### [Supplied records]
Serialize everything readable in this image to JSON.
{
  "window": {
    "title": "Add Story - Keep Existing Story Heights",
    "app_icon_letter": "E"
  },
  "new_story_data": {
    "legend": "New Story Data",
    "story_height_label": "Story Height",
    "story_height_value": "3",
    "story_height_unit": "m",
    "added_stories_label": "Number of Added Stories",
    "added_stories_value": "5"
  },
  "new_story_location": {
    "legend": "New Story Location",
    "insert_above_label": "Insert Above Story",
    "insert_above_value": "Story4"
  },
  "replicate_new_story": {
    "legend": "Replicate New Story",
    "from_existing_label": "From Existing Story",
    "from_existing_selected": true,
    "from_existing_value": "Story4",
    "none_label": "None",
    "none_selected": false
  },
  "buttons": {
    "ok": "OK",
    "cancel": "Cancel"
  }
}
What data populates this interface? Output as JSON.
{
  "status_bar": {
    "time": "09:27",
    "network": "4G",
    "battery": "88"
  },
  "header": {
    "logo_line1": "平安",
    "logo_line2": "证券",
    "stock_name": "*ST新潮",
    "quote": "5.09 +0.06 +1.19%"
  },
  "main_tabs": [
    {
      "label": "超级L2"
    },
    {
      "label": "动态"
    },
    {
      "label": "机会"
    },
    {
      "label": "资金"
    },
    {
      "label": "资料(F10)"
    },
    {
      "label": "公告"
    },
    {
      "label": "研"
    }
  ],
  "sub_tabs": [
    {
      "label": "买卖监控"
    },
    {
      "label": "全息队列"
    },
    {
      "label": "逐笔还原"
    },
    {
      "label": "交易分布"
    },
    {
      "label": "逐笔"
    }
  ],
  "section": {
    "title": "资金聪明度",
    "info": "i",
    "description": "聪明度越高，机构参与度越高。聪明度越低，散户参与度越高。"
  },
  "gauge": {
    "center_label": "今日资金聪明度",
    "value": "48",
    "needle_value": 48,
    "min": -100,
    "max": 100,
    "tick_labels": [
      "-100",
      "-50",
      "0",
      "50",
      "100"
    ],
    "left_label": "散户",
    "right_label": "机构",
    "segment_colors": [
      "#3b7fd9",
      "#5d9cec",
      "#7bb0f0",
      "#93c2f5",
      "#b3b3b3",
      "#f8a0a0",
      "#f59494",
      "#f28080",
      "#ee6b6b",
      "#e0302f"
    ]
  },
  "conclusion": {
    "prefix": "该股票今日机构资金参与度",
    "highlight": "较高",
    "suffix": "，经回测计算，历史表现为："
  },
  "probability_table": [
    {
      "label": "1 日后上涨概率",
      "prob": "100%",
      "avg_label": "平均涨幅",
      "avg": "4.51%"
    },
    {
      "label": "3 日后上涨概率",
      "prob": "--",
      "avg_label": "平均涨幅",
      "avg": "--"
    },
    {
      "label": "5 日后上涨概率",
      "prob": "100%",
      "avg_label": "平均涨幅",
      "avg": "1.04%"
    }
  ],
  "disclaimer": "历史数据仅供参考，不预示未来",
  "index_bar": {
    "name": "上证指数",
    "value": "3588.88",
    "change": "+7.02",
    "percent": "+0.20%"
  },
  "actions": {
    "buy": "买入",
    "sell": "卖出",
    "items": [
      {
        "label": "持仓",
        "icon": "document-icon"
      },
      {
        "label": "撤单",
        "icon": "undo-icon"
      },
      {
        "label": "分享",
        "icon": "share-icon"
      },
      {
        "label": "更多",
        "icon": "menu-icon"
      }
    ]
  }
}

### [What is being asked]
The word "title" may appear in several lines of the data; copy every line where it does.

### [Response to the exercise]
    "title": "Add Story - Keep Existing Story Heights",
    "title": "资金聪明度",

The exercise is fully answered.